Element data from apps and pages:

- - - - - - -

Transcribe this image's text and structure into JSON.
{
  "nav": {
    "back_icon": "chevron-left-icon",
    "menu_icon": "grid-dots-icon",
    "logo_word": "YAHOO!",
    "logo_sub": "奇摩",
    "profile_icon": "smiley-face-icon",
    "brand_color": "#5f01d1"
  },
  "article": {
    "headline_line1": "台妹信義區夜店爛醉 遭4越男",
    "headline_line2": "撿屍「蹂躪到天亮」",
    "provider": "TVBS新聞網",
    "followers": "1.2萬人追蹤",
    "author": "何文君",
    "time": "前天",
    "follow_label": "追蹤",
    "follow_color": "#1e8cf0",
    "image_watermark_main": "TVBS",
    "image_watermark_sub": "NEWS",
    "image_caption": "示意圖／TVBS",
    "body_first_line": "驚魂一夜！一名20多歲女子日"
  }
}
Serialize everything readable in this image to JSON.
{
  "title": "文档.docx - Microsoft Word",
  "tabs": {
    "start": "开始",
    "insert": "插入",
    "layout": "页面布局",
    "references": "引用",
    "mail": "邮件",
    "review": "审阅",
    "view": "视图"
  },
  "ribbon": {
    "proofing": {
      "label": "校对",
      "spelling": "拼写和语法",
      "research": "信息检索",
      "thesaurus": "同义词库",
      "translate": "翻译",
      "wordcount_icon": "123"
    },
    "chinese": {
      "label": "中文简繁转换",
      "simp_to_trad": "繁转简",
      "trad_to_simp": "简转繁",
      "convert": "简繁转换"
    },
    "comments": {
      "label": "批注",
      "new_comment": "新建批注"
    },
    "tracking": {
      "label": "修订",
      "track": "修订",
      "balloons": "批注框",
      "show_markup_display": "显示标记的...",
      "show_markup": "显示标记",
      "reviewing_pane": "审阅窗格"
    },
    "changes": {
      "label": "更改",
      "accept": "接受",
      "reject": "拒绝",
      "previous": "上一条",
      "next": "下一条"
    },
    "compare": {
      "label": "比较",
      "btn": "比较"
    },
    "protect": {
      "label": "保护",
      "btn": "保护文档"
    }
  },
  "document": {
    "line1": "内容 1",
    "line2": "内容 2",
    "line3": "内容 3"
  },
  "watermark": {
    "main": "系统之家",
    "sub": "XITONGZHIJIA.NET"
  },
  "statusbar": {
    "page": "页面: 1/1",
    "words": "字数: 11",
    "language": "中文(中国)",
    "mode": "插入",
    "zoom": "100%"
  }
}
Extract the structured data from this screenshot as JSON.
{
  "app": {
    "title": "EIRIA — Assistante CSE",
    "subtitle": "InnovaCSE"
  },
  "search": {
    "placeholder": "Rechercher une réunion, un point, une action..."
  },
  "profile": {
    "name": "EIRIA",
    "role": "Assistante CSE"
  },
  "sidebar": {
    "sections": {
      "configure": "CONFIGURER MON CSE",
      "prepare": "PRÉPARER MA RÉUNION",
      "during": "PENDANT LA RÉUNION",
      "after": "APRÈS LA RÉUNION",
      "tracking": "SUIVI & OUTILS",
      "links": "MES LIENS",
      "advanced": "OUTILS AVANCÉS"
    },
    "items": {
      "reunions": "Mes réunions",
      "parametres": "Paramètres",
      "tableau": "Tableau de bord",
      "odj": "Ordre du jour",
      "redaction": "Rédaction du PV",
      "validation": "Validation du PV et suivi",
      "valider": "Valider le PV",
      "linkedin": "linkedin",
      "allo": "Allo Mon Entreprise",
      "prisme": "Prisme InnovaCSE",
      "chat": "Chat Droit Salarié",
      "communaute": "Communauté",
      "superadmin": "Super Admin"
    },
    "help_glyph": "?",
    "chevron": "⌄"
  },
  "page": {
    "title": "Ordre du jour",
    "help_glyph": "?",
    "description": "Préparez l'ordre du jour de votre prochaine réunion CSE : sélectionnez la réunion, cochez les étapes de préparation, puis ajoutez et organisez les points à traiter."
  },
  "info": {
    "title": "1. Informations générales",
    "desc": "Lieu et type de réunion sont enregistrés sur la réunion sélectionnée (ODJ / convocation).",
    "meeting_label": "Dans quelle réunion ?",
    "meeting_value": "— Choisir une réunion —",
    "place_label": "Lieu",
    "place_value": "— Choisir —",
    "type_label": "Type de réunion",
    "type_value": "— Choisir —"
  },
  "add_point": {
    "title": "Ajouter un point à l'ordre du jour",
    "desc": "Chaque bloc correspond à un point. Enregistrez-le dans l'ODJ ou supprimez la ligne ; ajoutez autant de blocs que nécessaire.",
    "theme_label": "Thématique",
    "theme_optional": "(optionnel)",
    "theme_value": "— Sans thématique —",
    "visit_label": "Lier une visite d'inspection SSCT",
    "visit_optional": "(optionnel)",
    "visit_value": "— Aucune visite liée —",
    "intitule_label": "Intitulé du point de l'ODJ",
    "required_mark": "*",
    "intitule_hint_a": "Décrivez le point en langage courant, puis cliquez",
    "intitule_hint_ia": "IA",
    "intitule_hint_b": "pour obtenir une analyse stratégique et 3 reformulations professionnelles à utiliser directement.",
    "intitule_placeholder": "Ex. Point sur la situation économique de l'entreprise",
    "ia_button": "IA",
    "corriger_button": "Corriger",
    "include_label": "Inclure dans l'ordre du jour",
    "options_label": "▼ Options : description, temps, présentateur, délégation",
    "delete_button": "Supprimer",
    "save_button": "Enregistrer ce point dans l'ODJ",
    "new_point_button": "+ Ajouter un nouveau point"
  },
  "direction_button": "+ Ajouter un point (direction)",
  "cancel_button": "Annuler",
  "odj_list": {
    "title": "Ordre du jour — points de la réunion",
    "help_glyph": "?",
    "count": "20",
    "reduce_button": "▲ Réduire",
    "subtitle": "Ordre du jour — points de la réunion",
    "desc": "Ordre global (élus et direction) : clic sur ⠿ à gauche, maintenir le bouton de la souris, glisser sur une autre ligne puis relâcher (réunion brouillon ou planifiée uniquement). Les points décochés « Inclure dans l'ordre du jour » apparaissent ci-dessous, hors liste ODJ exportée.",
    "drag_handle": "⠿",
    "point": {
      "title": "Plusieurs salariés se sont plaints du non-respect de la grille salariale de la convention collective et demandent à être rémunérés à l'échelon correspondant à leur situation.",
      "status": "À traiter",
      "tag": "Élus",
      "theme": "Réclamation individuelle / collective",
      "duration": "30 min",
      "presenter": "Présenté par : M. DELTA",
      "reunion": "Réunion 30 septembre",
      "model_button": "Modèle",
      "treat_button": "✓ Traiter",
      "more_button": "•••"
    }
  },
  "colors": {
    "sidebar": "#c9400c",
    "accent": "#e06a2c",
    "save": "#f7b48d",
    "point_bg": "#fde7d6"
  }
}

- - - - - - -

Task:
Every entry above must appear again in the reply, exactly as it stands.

Response:
Transcribe this image's text and structure into JSON.
{
  "nav": {
    "back_icon": "chevron-left-icon",
    "menu_icon": "grid-dots-icon",
    "logo_word": "YAHOO!",
    "logo_sub": "奇摩",
    "profile_icon": "smiley-face-icon",
    "brand_color": "#5f01d1"
  },
  "article": {
    "headline_line1": "台妹信義區夜店爛醉 遭4越男",
    "headline_line2": "撿屍「蹂躪到天亮」",
    "provider": "TVBS新聞網",
    "followers": "1.2萬人追蹤",
    "author": "何文君",
    "time": "前天",
    "follow_label": "追蹤",
    "follow_color": "#1e8cf0",
    "image_watermark_main": "TVBS",
    "image_watermark_sub": "NEWS",
    "image_caption": "示意圖／TVBS",
    "body_first_line": "驚魂一夜！一名20多歲女子日"
  }
}
Serialize everything readable in this image to JSON.
{
  "title": "文档.docx - Microsoft Word",
  "tabs": {
    "start": "开始",
    "insert": "插入",
    "layout": "页面布局",
    "references": "引用",
    "mail": "邮件",
    "review": "审阅",
    "view": "视图"
  },
  "ribbon": {
    "proofing": {
      "label": "校对",
      "spelling": "拼写和语法",
      "research": "信息检索",
      "thesaurus": "同义词库",
      "translate": "翻译",
      "wordcount_icon": "123"
    },
    "chinese": {
      "label": "中文简繁转换",
      "simp_to_trad": "繁转简",
      "trad_to_simp": "简转繁",
      "convert": "简繁转换"
    },
    "comments": {
      "label": "批注",
      "new_comment": "新建批注"
    },
    "tracking": {
      "label": "修订",
      "track": "修订",
      "balloons": "批注框",
      "show_markup_display": "显示标记的...",
      "show_markup": "显示标记",
      "reviewing_pane": "审阅窗格"
    },
    "changes": {
      "label": "更改",
      "accept": "接受",
      "reject": "拒绝",
      "previous": "上一条",
      "next": "下一条"
    },
    "compare": {
      "label": "比较",
      "btn": "比较"
    },
    "protect": {
      "label": "保护",
      "btn": "保护文档"
    }
  },
  "document": {
    "line1": "内容 1",
    "line2": "内容 2",
    "line3": "内容 3"
  },
  "watermark": {
    "main": "系统之家",
    "sub": "XITONGZHIJIA.NET"
  },
  "statusbar": {
    "page": "页面: 1/1",
    "words": "字数: 11",
    "language": "中文(中国)",
    "mode": "插入",
    "zoom": "100%"
  }
}
Extract the structured data from this screenshot as JSON.
{
  "app": {
    "title": "EIRIA — Assistante CSE",
    "subtitle": "InnovaCSE"
  },
  "search": {
    "placeholder": "Rechercher une réunion, un point, une action..."
  },
  "profile": {
    "name": "EIRIA",
    "role": "Assistante CSE"
  },
  "sidebar": {
    "sections": {
      "configure": "CONFIGURER MON CSE",
      "prepare": "PRÉPARER MA RÉUNION",
      "during": "PENDANT LA RÉUNION",
      "after": "APRÈS LA RÉUNION",
      "tracking": "SUIVI & OUTILS",
      "links": "MES LIENS",
      "advanced": "OUTILS AVANCÉS"
    },
    "items": {
      "reunions": "Mes réunions",
      "parametres": "Paramètres",
      "tableau": "Tableau de bord",
      "odj": "Ordre du jour",
      "redaction": "Rédaction du PV",
      "validation": "Validation du PV et suivi",
      "valider": "Valider le PV",
      "linkedin": "linkedin",
      "allo": "Allo Mon Entreprise",
      "prisme": "Prisme InnovaCSE",
      "chat": "Chat Droit Salarié",
      "communaute": "Communauté",
      "superadmin": "Super Admin"
    },
    "help_glyph": "?",
    "chevron": "⌄"
  },
  "page": {
    "title": "Ordre du jour",
    "help_glyph": "?",
    "description": "Préparez l'ordre du jour de votre prochaine réunion CSE : sélectionnez la réunion, cochez les étapes de préparation, puis ajoutez et organisez les points à traiter."
  },
  "info": {
    "title": "1. Informations générales",
    "desc": "Lieu et type de réunion sont enregistrés sur la réunion sélectionnée (ODJ / convocation).",
    "meeting_label": "Dans quelle réunion ?",
    "meeting_value": "— Choisir une réunion —",
    "place_label": "Lieu",
    "place_value": "— Choisir —",
    "type_label": "Type de réunion",
    "type_value": "— Choisir —"
  },
  "add_point": {
    "title": "Ajouter un point à l'ordre du jour",
    "desc": "Chaque bloc correspond à un point. Enregistrez-le dans l'ODJ ou supprimez la ligne ; ajoutez autant de blocs que nécessaire.",
    "theme_label": "Thématique",
    "theme_optional": "(optionnel)",
    "theme_value": "— Sans thématique —",
    "visit_label": "Lier une visite d'inspection SSCT",
    "visit_optional": "(optionnel)",
    "visit_value": "— Aucune visite liée —",
    "intitule_label": "Intitulé du point de l'ODJ",
    "required_mark": "*",
    "intitule_hint_a": "Décrivez le point en langage courant, puis cliquez",
    "intitule_hint_ia": "IA",
    "intitule_hint_b": "pour obtenir une analyse stratégique et 3 reformulations professionnelles à utiliser directement.",
    "intitule_placeholder": "Ex. Point sur la situation économique de l'entreprise",
    "ia_button": "IA",
    "corriger_button": "Corriger",
    "include_label": "Inclure dans l'ordre du jour",
    "options_label": "▼ Options : description, temps, présentateur, délégation",
    "delete_button": "Supprimer",
    "save_button": "Enregistrer ce point dans l'ODJ",
    "new_point_button": "+ Ajouter un nouveau point"
  },
  "direction_button": "+ Ajouter un point (direction)",
  "cancel_button": "Annuler",
  "odj_list": {
    "title": "Ordre du jour — points de la réunion",
    "help_glyph": "?",
    "count": "20",
    "reduce_button": "▲ Réduire",
    "subtitle": "Ordre du jour — points de la réunion",
    "desc": "Ordre global (élus et direction) : clic sur ⠿ à gauche, maintenir le bouton de la souris, glisser sur une autre ligne puis relâcher (réunion brouillon ou planifiée uniquement). Les points décochés « Inclure dans l'ordre du jour » apparaissent ci-dessous, hors liste ODJ exportée.",
    "drag_handle": "⠿",
    "point": {
      "title": "Plusieurs salariés se sont plaints du non-respect de la grille salariale de la convention collective et demandent à être rémunérés à l'échelon correspondant à leur situation.",
      "status": "À traiter",
      "tag": "Élus",
      "theme": "Réclamation individuelle / collective",
      "duration": "30 min",
      "presenter": "Présenté par : M. DELTA",
      "reunion": "Réunion 30 septembre",
      "model_button": "Modèle",
      "treat_button": "✓ Traiter",
      "more_button": "•••"
    }
  },
  "colors": {
    "sidebar": "#c9400c",
    "accent": "#e06a2c",
    "save": "#f7b48d",
    "point_bg": "#fde7d6"
  }
}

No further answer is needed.